This Technology Helps Retailers Thrive in the Shift-Work Economy

Retailers are frequently turning to technology and automation to improve the customer experience, but human interaction remains an important part of the customer’s brick-and-mortar shopping experience. A recent report by digital workplace platform Workjam suggests that retailers should invest in employee engagement by supporting them with technology.

“Retailers are seeing the need to emphasize operation excellence in their digital strategy,” said Will Eadie, global vice president of sales and alliances at Workjam. “That’s where it pays to focus more on simplified workforce communication and task management.”

Research from the National Retail Federation found that workforce turnover exceeded 60% in retail, compared with an average of 15% across U.S. industries. High turnover can result in significant costs in recruiting, hiring and training, expenses that many merchants can’t afford in this competitive climate.

The Future of Retail report by Workjam noted that a common concern for store employees is the management of work shifts. Inefficiency in shift scheduling, inflexible hours and impediments to trading shifts can encourage retail workers to leave a position that they otherwise enjoy and perform well at. This also harms the retailer by increasing the likelihood of unexpected absences.

Shift management will be further complicated by the influx of predictive scheduling laws being introduced in many cities, including New York and San Francisco. Eadie said these laws require employers to communicate schedules 14 days in advance and contain regulations on how changes can be made. Without an efficient system in place, retailers could face additional challenges in keeping employees engaged.
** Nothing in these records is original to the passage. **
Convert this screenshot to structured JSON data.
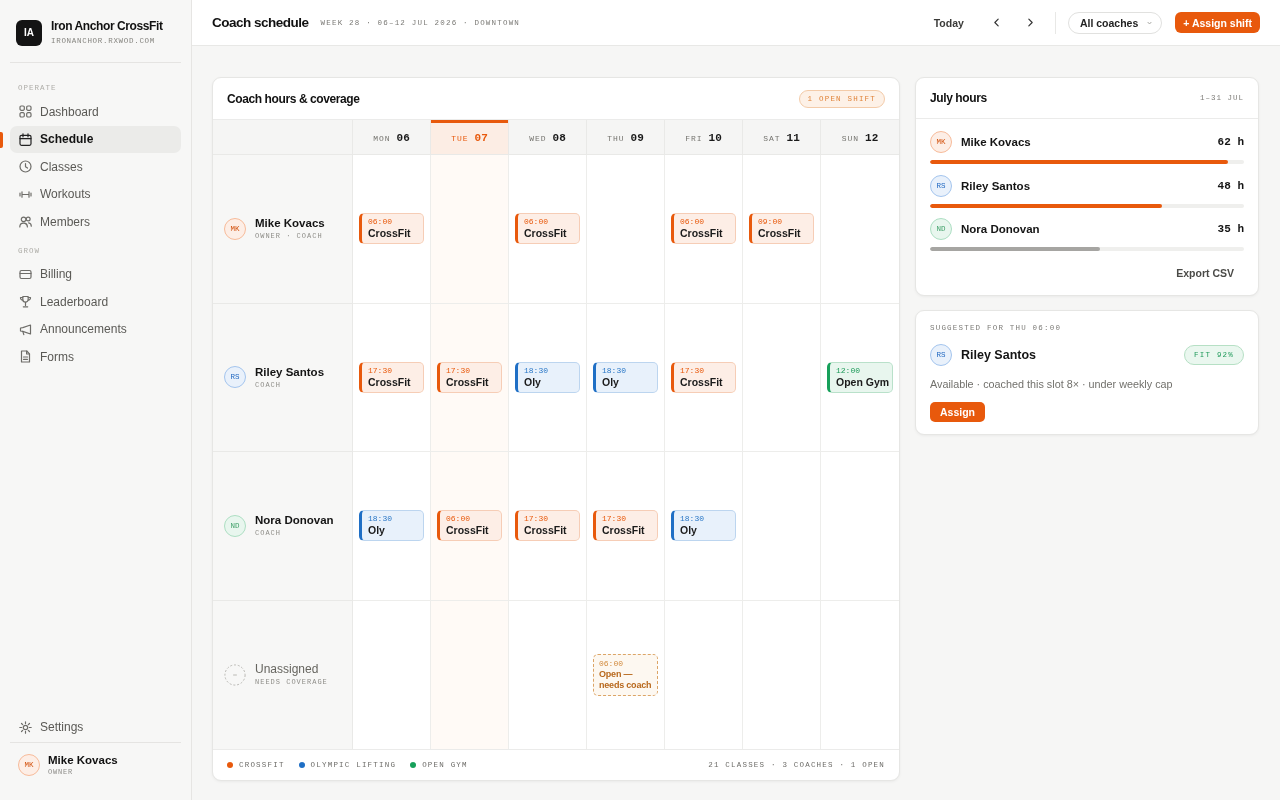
{
  "brand": {
    "logo": "IA",
    "name": "Iron Anchor CrossFit",
    "domain": "IRONANCHOR.RXWOD.COM"
  },
  "sidebar": {
    "sections": [
      {
        "label": "OPERATE",
        "items": [
          {
            "label": "Dashboard",
            "selected": false
          },
          {
            "label": "Schedule",
            "selected": true
          },
          {
            "label": "Classes",
            "selected": false
          },
          {
            "label": "Workouts",
            "selected": false
          },
          {
            "label": "Members",
            "selected": false
          }
        ]
      },
      {
        "label": "GROW",
        "items": [
          {
            "label": "Billing",
            "selected": false
          },
          {
            "label": "Leaderboard",
            "selected": false
          },
          {
            "label": "Announcements",
            "selected": false
          },
          {
            "label": "Forms",
            "selected": false
          }
        ]
      }
    ],
    "bottom_items": [
      {
        "label": "Settings",
        "selected": false
      }
    ],
    "user": {
      "initials": "MK",
      "color": "#fdeee6",
      "name": "Mike Kovacs",
      "role": "OWNER"
    }
  },
  "header": {
    "title": "Coach schedule",
    "subtitle": "WEEK 28 · 06–12 JUL 2026 · DOWNTOWN",
    "today_button": "Today",
    "coach_filter": "All coaches",
    "primary_button": "+ Assign shift"
  },
  "schedule": {
    "title": "Coach hours & coverage",
    "badge": "1 OPEN SHIFT",
    "days": [
      {
        "dow": "MON",
        "date": "06",
        "selected": false
      },
      {
        "dow": "TUE",
        "date": "07",
        "selected": true
      },
      {
        "dow": "WED",
        "date": "08",
        "selected": false
      },
      {
        "dow": "THU",
        "date": "09",
        "selected": false
      },
      {
        "dow": "FRI",
        "date": "10",
        "selected": false
      },
      {
        "dow": "SAT",
        "date": "11",
        "selected": false
      },
      {
        "dow": "SUN",
        "date": "12",
        "selected": false
      }
    ],
    "rows": [
      {
        "kind": "coach",
        "initials": "MK",
        "color": "#fdeee6",
        "name": "Mike Kovacs",
        "role": "OWNER · COACH",
        "cells": [
          {
            "kind": "crossfit",
            "time": "06:00",
            "title": "CrossFit"
          },
          {
            "kind": "empty"
          },
          {
            "kind": "crossfit",
            "time": "06:00",
            "title": "CrossFit"
          },
          {
            "kind": "empty"
          },
          {
            "kind": "crossfit",
            "time": "06:00",
            "title": "CrossFit"
          },
          {
            "kind": "crossfit",
            "time": "09:00",
            "title": "CrossFit"
          },
          {
            "kind": "empty"
          }
        ]
      },
      {
        "kind": "coach",
        "initials": "RS",
        "color": "#e9f1fb",
        "name": "Riley Santos",
        "role": "COACH",
        "cells": [
          {
            "kind": "crossfit",
            "time": "17:30",
            "title": "CrossFit"
          },
          {
            "kind": "crossfit",
            "time": "17:30",
            "title": "CrossFit"
          },
          {
            "kind": "oly",
            "time": "18:30",
            "title": "Oly"
          },
          {
            "kind": "oly",
            "time": "18:30",
            "title": "Oly"
          },
          {
            "kind": "crossfit",
            "time": "17:30",
            "title": "CrossFit"
          },
          {
            "kind": "empty"
          },
          {
            "kind": "open_gym",
            "time": "12:00",
            "title": "Open Gym"
          }
        ]
      },
      {
        "kind": "coach",
        "initials": "ND",
        "color": "#e8f6ee",
        "name": "Nora Donovan",
        "role": "COACH",
        "cells": [
          {
            "kind": "oly",
            "time": "18:30",
            "title": "Oly"
          },
          {
            "kind": "crossfit",
            "time": "06:00",
            "title": "CrossFit"
          },
          {
            "kind": "crossfit",
            "time": "17:30",
            "title": "CrossFit"
          },
          {
            "kind": "crossfit",
            "time": "17:30",
            "title": "CrossFit"
          },
          {
            "kind": "oly",
            "time": "18:30",
            "title": "Oly"
          },
          {
            "kind": "empty"
          },
          {
            "kind": "empty"
          }
        ]
      },
      {
        "kind": "unassigned",
        "name": "Unassigned",
        "role": "NEEDS COVERAGE",
        "cells": [
          {
            "kind": "empty"
          },
          {
            "kind": "empty"
          },
          {
            "kind": "empty"
          },
          {
            "kind": "open",
            "time": "06:00",
            "title": "Open — needs coach"
          },
          {
            "kind": "empty"
          },
          {
            "kind": "empty"
          },
          {
            "kind": "empty"
          }
        ]
      }
    ],
    "legend": [
      {
        "label": "CROSSFIT",
        "color": "#e8590c"
      },
      {
        "label": "OLYMPIC LIFTING",
        "color": "#1f6fc5"
      },
      {
        "label": "OPEN GYM",
        "color": "#17a05a"
      }
    ],
    "summary": "21 CLASSES · 3 COACHES · 1 OPEN"
  },
  "hours": {
    "title": "July hours",
    "range": "1–31 JUL",
    "coaches": [
      {
        "initials": "MK",
        "color": "#fdeee6",
        "name": "Mike Kovacs",
        "hours": "62 h",
        "level": 0.95,
        "highlighted": true
      },
      {
        "initials": "RS",
        "color": "#e9f1fb",
        "name": "Riley Santos",
        "hours": "48 h",
        "level": 0.74,
        "highlighted": true
      },
      {
        "initials": "ND",
        "color": "#e8f6ee",
        "name": "Nora Donovan",
        "hours": "35 h",
        "level": 0.54,
        "highlighted": false
      }
    ],
    "export_button": "Export CSV"
  },
  "suggestion": {
    "label": "SUGGESTED FOR THU 06:00",
    "initials": "RS",
    "color": "#e9f1fb",
    "name": "Riley Santos",
    "fit": "FIT 92%",
    "note": "Available · coached this slot 8× · under weekly cap",
    "button": "Assign"
  }
}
To address this, Eadie recommended digital solutions that promote employee control and allow associates to trade shifts themselves, as long as they are legally compliant. It is also important that tools allow for easy scalability, so that retailers can remain consistent as they expand into new markets and grow staffs.

“It’s not just the technology that’s important,” added Eadie. “It’s the change in the employers’ mindset regarding what it means to trust and empower employees. They will create a high level of employee engagement, loyalty and pride, which has a direct impact on how employees service customers. They are going to push more sales, be more helpful and be better in-store associates.”

Want more?

How a Well-Equipped Sales Associate Can Boost In-Store Revenue

Why Retailers Must Be Willing to Self-Disrupt — Or Risk Dying

ICSC Report: Customers Who Shop In Stores Then Spend More Online

Watch on FN

More From Our Brands

Access exclusive content